Current guidelines recommend sentinel lymph node biopsy (SLNB) for patients undergoing mastectomy for a preoperative diagnosis of ductal carcinoma in situ (DCIS). We examined the factors associated with sentinel lymph node positivity for patients undergoing mastectomy for a diagnosis of DCIS on preoperative core biopsy (PCB). The Institutional Breast Cancer Database was queried for patients with PCB demonstrating pure DCIS followed by mastectomy and SLNB from 2010 to 2018. Patients were divided according to final pathology (DCIS or invasive cancer). Clinico-pathologic variables were analyzed using Pearson's chi-squared, Wilcoxon Rank-Sum and logistic regression. Of 3145 patients, 168(5%) had pure DCIS on PCB and underwent mastectomy with SLNB. On final mastectomy pathology, 120(71%) patients had DCIS with 0 positive sentinel lymph nodes (PSLNs) and 48(29%) patients had invasive carcinoma with 5(10%) cases of ≥1 PSLNs. Factors positively associated with upstaging to invasive cancer in univariate analysis included age (P = .0289), palpability (P < .0001), extent of disease on imaging (P = .0121), mass on preoperative imaging (P = .0003), multifocality (P = .0231) and multicentricity (P = .0395). In multivariate analysis, palpability (P = .0080), extent of disease on imaging (P = .0074) and mass on preoperative imaging (P = .0245) remained significant (Table 2). In a subset of patients undergoing mastectomy for DCIS with limited disease on preoperative evaluation, SLNB may be omitted as the risk of upstaging is low. However, patients who present with clinical findings of palpability, large extent of disease on imaging and mass on preoperative imaging have a meaningful risk of upstaging to invasive cancer, and SLNB remains important for management.
PMID: 31957944
ISSN: 1524-4741
CID: 4272692

Pregnancy-associated breast cancer in a contemporary cohort of newly diagnosed women

Gooch, Jessica C; Chun, Jennifer; Kaplowitz, Elianna; Guth, Amber; Axelrod, Deborah; Shapiro, Richard; Roses, Daniel; Schnabel, Freya
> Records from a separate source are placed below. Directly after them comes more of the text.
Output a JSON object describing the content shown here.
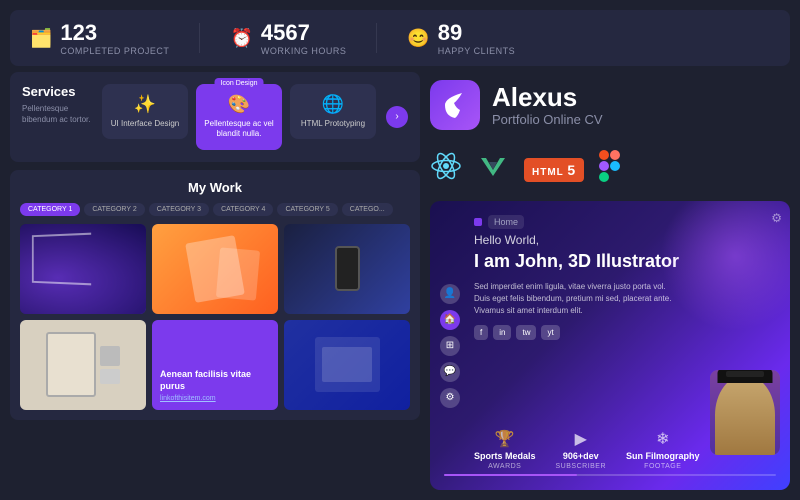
{
  "stats": {
    "completed_projects": {
      "number": "123",
      "label": "Completed Project",
      "icon": "🗂️"
    },
    "working_hours": {
      "number": "4567",
      "label": "Working Hours",
      "icon": "⏰"
    },
    "happy_clients": {
      "number": "89",
      "label": "Happy Clients",
      "icon": "😊"
    }
  },
  "services": {
    "title": "Services",
    "description": "Pellentesque bibendum ac tortor.",
    "cards": [
      {
        "id": 1,
        "label": "UI Interface Design",
        "icon": "✨",
        "active": false,
        "badge": null
      },
      {
        "id": 2,
        "label": "Pellentesque ac vel blandit nulla.",
        "icon": "🎨",
        "active": true,
        "badge": "Icon Design"
      },
      {
        "id": 3,
        "label": "HTML Prototyping",
        "icon": "🌐",
        "active": false,
        "badge": null
      }
    ],
    "next_button": "›"
  },
  "my_work": {
    "title": "My Work",
    "categories": [
      {
        "id": 1,
        "label": "CATEGORY 1",
        "active": true
      },
      {
        "id": 2,
        "label": "CATEGORY 2",
        "active": false
      },
      {
        "id": 3,
        "label": "CATEGORY 3",
        "active": false
      },
      {
        "id": 4,
        "label": "CATEGORY 4",
        "active": false
      },
      {
        "id": 5,
        "label": "CATEGORY 5",
        "active": false
      },
      {
        "id": 6,
        "label": "CATEGO...",
        "active": false
      }
    ],
    "items": [
      {
        "id": 1,
        "type": "abstract"
      },
      {
        "id": 2,
        "type": "geometric"
      },
      {
        "id": 3,
        "type": "phone"
      },
      {
        "id": 4,
        "type": "tablet"
      },
      {
        "id": 5,
        "type": "featured",
        "title": "Aenean facilisis vitae purus",
        "link": "linkofthisitem.com"
      },
      {
        "id": 6,
        "type": "dashboard"
      }
    ]
  },
  "alexus": {
    "name": "Alexus",
    "subtitle": "Portfolio Online CV",
    "logo_icon": "("
  },
  "tech_stack": {
    "icons": [
      "React",
      "Vue",
      "HTML5",
      "Figma"
    ]
  },
  "portfolio": {
    "greeting": "Hello World,",
    "heading": "I am John, 3D Illustrator",
    "description": "Sed imperdiet enim ligula, vitae viverra justo porta vol. Duis eget felis bibendum, pretium mi sed, placerat ante. Vivamus sit amet interdum elit.",
    "social_links": [
      "f",
      "in",
      "tw",
      "yt"
    ],
    "stats": [
      {
        "icon": "🏆",
        "number": "Sports Medals",
        "label": "AWARDS"
      },
      {
        "icon": "▶",
        "number": "906+dev",
        "label": "SUBSCRIBER"
      },
      {
        "icon": "❄",
        "number": "Sun Filmography",
        "label": "FOOTAGE"
      }
    ],
    "gear_icon": "⚙"
  }
}
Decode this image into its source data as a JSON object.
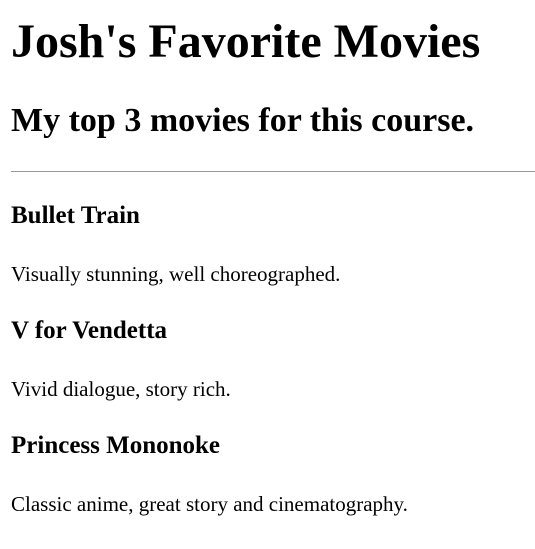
{
  "page": {
    "title": "Josh's Favorite Movies",
    "subtitle": "My top 3 movies for this course."
  },
  "movies": [
    {
      "title": "Bullet Train",
      "description": "Visually stunning, well choreographed."
    },
    {
      "title": "V for Vendetta",
      "description": "Vivid dialogue, story rich."
    },
    {
      "title": "Princess Mononoke",
      "description": "Classic anime, great story and cinematography."
    }
  ]
}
Pregnancy-associated breast cancer (PABC) refers to breast cancer (BC) diagnosed during pregnancy, lactation, or in the postpartum period. There is evidence that PABC is associated with a poorer prognosis, and that the development of the disease is influenced by the unique hormonal milieu of pregnancy. The purpose of this study was to investigate the clinicopathologic characteristics associated with PABC in a contemporary cohort of women with newly diagnosed BC. Our institutional Breast Cancer Database was queried for women diagnosed with BC between 2009-2018 who had at least one full-term pregnancy (FTP). Variables of interest included patient demographics and clinical and tumor characteristics. PABC was defined as breast cancer diagnosed within 24 months of delivery. Statistical analyses included Pearson's chi-square and logistic regression. Out of a total of 2202 women, 46 (2.1%) had PABC. Median follow-up in the total cohort was 5.5 years. After adjusting for age at first FTP, PABC was associated with younger age at diagnosis, older age at first FTP, non-Caucasian race, BRCA positivity, presentation with a palpable mass, higher pathologic stage, higher histologic grade, and ER-negative and triple-negative receptor status. The association of PABC with non-Caucasian race may be reflected in the increased proportion of triple-negative breast cancers in the PABC group. PABC was also associated with older age at first FTP. As more women delay childbearing, risk for PABC may increase. Our findings suggest that women who become pregnant at older ages should be followed carefully during pregnancy and the postpartum period, especially if they are BRCA mutation carriers. The optimal approach for monitoring older women during pregnancy and the postpartum period is unclear.
PMID: 31448522
ISSN: 1524-4741
CID: 4054182